Haleakala National Park is located on the Hawaiian island of Maui. It gets its name from the dormant volcano Haleakala.
The four Hawaiian Habitat zones are:
1. Wao Akua or Summit Habitat
2. Wao Kele or Forest Habitat
3. Wao Kanaka or Agricultural Habitat
4. Kai or Coastal Habitat
There are two separate entrances to the Haleakala National Park: Kipahulu Entrance and the Summit Entrance. The entrances are on extreme ends of the park and it takes roughly two hours to travel from one entrance to the other.
A lot of people have said that it is not possible to see both sides of the Haleakala National Park. But we managed to hike some trails at Kipahulu as well as catch the sunset at Haleakala’s summit. We started driving from Kahului on The Road to Hana. From Hana Town, the Kipahulu Visitor Center is roughly 11 miles. After that, we drove the 60 miles to Haleakala’s summit. The road that takes you to the summit is Highway 378.
Kipahulu Visitor Center
Hiking maps for Haleakala National Park can be picked up here. Park rangers are also available for more information.
Note: There are no bathrooms or water available on the hiking trails. So it’s a good idea to fill your water bottles and take a bathroom break at the visitor center.
One of the hikes we did at the Haleakala National Park is the Pipiwai Trail. 3.7 miles round trip and with an 800 foot elevation change, the Pipiwai Trail takes you through guava and bamboo forest to the 400 foot tall Waimoku Falls.
However that day, the trail was partially closed and hikers were allowed only up to Makahiku Falls (0.5 miles). So no bamboo forest and no Waimoku 😦
Kuloa Point Loop Trail
On your way to the Kuloa Point Loop Trail, you will come across a Hale Ku’ai. This is a traditional Hawaiian house for storing, displaying and trading provisions.
The Kuloa Point Loop Trail is a very popular hike at Haleakala National Park. It is a 0.5 mile trail that leads you to several pools and a waterfall. The pools are known as the 7 Sacred Pools or ‘O’he’o Gulch, though they are not seven in total; there are many streams and pools around the area. You are allowed to swim but are advised caution.
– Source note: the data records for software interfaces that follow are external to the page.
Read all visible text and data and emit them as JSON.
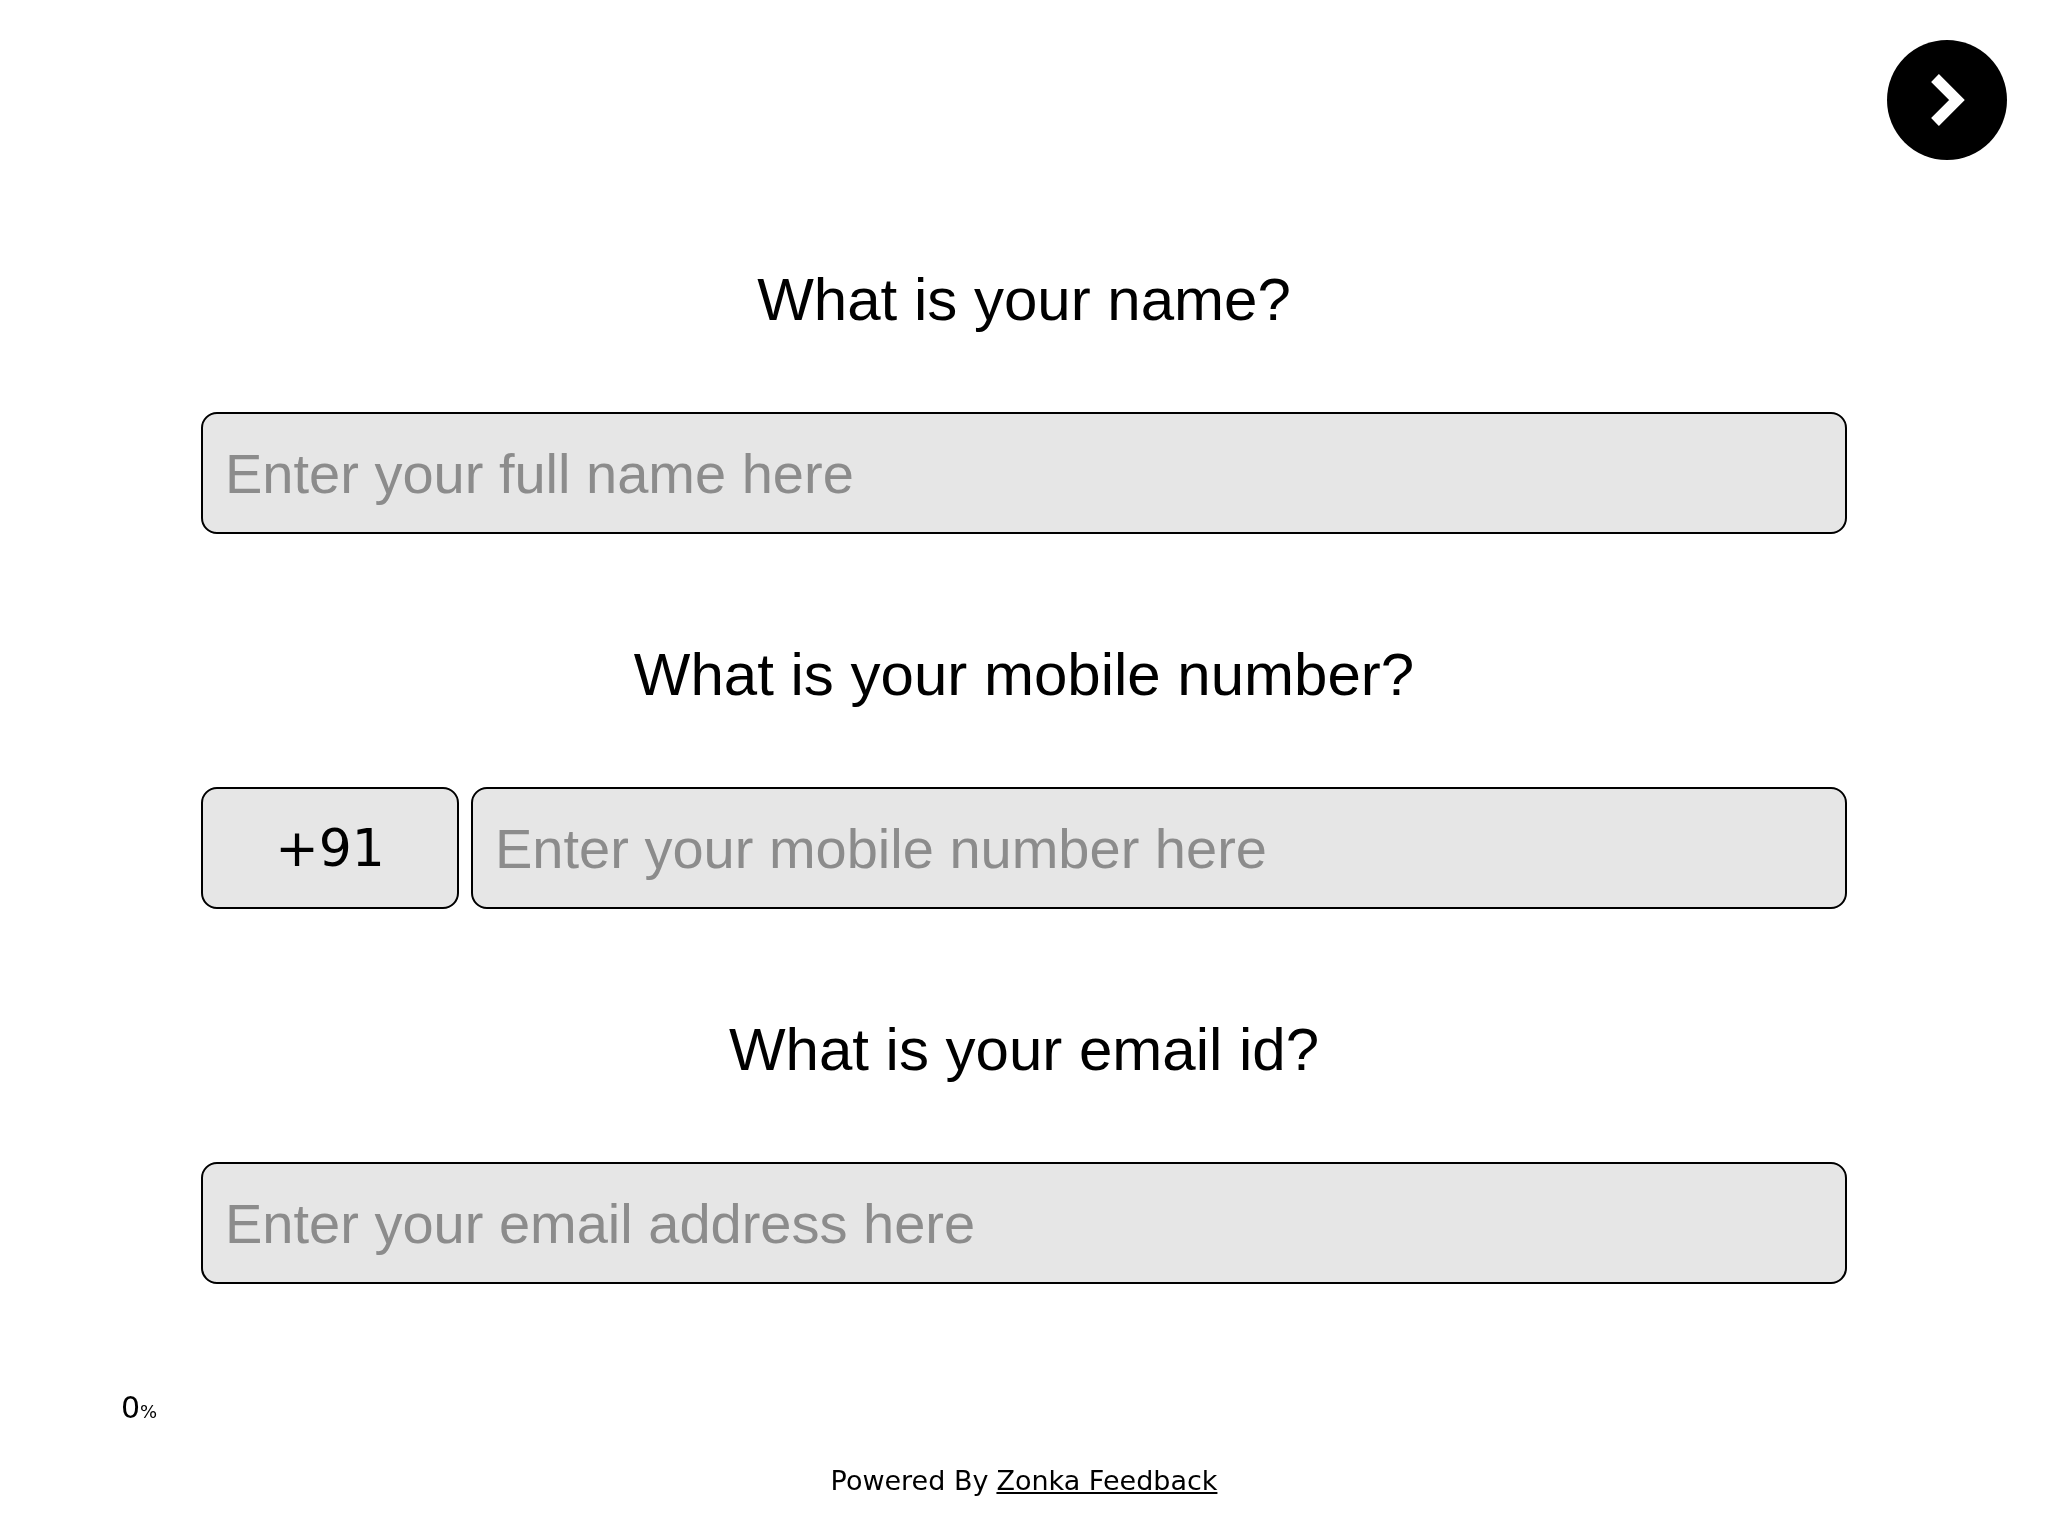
{
  "questions": [
    {
      "kind": "text",
      "title": "What is your name?",
      "placeholder": "Enter your full name here"
    },
    {
      "kind": "phone",
      "title": "What is your mobile number?",
      "prefix": "+91",
      "placeholder": "Enter your mobile number here"
    },
    {
      "kind": "text",
      "title": "What is your email id?",
      "placeholder": "Enter your email address here"
    }
  ],
  "progress": {
    "value": "0",
    "unit": "%"
  },
  "footer": {
    "text": "Powered By",
    "link": "Zonka Feedback"
  }
}
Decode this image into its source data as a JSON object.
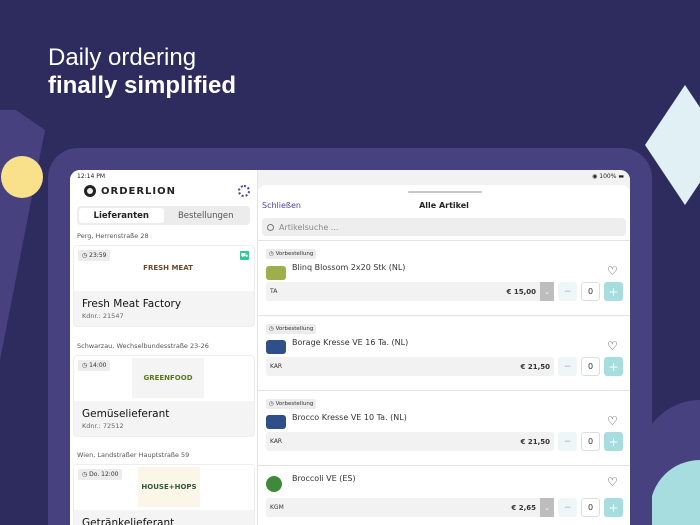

At an elevation of 8,840 feet, Haleakala National Park takes visitors literally above the clouds.
The below pictures are of the Volcanic Panorama. The terrain shows that there was a series of lava upwellings rather than a single explosion. It gives the illusion of a giant crater but there has been no huge explosion in Haleakala. More likely, this is a deep basin formed from the erosion forces of wind, stream runoffs and landslides in the Ko’olau Gap to the north and the Kaupo Gap on the south.
At 9,324 feet, the air gets colder and you would do well to bring brought a jacket along. You also have a closer look at the Volcanic Panorama.
Ahinahina is endemic to the slopes of Haleakala National Park and is found nowhere else in the world. Evolved from a California tarweed, the “silversword” is endangered.
Despite the extreme conditions, the ahinahina can live up to fifty years. It flowers only once in its lifetime, producing up to 50,000 seeds in one flower stalk. Then it dies.
With minimal air and light pollution, this is the highest point in Haleakala National Park as well as the whole of Maui.
Haleakala Observatories offer the fourth best space viewing conditions in the world. The largest telescope can track objects as tiny as a basketball, more than 20,000 miles away.
Sunset on the Summit
Surreal. Serene. Spiritual. This is the Pu’u’ula’ula Summit. It is without a doubt the most popular spot of Haleakala National Park. Parking is limited especially at sunrise and sunset, so grab a spot early.